Wednesday, February 2, 2011
So I had a scare, a while back, on Halloween.
The phone rang at 8 AM and it was my midwife calling, sounding confused.
Have you had RhoGam lately?, she asked me, and of course I said no, why should I have?
Well, she said hesitantly, I'm looking over your lab results and you're testing positive for the D antigens, so somehow between having Fiona and now you've become Rh sensitized...
She asked me, then, if I knew anything about what that meant.
Yes, of course I do, I said. It means your baby becomes anemic and can get very sick and sometimes dies.
Oh, she said, sounding crestfallen. Of course that's what you know. But that's not what usually happens.
The rest of the conversation matters little, because what she did was to try to reassure me, but that did nothing for what was going on in my head. The only Rh sensitized babies I'd known had ended up in the NICU at 28 weeks, fighting for their lives, and sometimes died. Rattling around in my head were scenarios of babyloss, paired with scenarios of a terribly sick baby in a hospital far away, and me with a 14 month old nursling abandoned at home while I wavered between my mothering responsibilities for my living children and my baby on the cusp. I wondered, given that RhoGam works 99% of the time, how it was that once again I had fallen into this statistically impossible category.
In the end, she told me that the important thing was that in the morning she would find out what my antibody levels actually were, which would give an indication of just what kind of anemia and monitoring we could anticipate. I wondered at that point if she couldn't have just waited to call a basket case like myself until she had this information. The waiting seemed cruel.
For a day I felt certain the baby would die, but it was only a day. The phone rang the next afternoon with a different, equally confused midwife on the other end of the line.
Carol? she said, Somehow when the lab called over your results yesterday they gave a D antigen level from November of 2009, right after you'd gotten your RhoGam shot for Fiona. I looked over the paperwork for last week and you're fine, absolutely fine. There's no D antigen present at all.
My sigh of relief was so huge and all-encompassing that I didn't even think to ask HOW the lab had managed to make such an error, or even to feel irritated that for 28 hours I had been sick to my stomach with worry. I was so thrilled to be fine, just fine, that I simply thanked her and hung up.
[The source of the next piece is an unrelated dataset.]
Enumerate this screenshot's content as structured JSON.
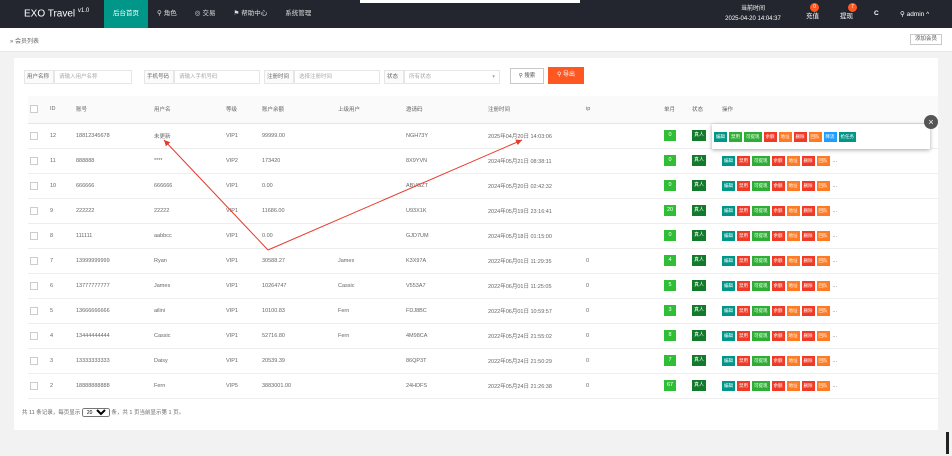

And in the meantime, do you know what I discovered? That some people refuse to take RhoGam, because they think that if you follow "good birth practices", it's unnecessary. That the blood won't mix, and you won't get sensitized.
But what if you do, and the baby dies?
Like in the old days, when babies DID used to die from this?
But I suppose that's not a question to ask to somebody who's so privileged and sheltered that they can believe that by going totally all-natural and holistic, they have complete control over their baby's fate.
Damn it, I wish I could be like that.